WHAT THE TASK ASKS ->
Figure out how many lines of the material below contain the word "glyph". Answer with the number only.

AVAILABLE DATA ->
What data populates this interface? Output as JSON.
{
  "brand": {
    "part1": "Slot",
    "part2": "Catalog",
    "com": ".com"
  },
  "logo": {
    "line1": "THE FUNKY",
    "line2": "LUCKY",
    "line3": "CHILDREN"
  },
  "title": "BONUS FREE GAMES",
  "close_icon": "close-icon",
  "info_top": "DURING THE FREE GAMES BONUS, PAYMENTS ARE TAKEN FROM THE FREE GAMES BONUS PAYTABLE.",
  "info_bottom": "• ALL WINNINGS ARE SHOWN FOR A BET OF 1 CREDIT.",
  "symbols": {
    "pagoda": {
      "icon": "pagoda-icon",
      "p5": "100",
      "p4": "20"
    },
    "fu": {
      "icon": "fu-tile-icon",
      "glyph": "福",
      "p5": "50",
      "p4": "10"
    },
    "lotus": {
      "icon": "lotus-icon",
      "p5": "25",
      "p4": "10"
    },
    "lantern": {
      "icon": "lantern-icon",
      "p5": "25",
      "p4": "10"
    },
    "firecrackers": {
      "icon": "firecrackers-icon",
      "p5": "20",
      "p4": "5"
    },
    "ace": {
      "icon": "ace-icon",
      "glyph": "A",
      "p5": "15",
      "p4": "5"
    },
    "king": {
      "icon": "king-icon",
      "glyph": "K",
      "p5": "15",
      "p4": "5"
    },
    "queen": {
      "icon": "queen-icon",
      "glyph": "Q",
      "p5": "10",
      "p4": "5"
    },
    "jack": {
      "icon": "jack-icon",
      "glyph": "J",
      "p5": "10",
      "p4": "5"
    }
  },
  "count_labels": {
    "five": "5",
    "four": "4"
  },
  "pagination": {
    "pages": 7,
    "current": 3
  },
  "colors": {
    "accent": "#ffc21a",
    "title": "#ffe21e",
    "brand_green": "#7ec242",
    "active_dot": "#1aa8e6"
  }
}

WRITTEN SOLUTION ->
5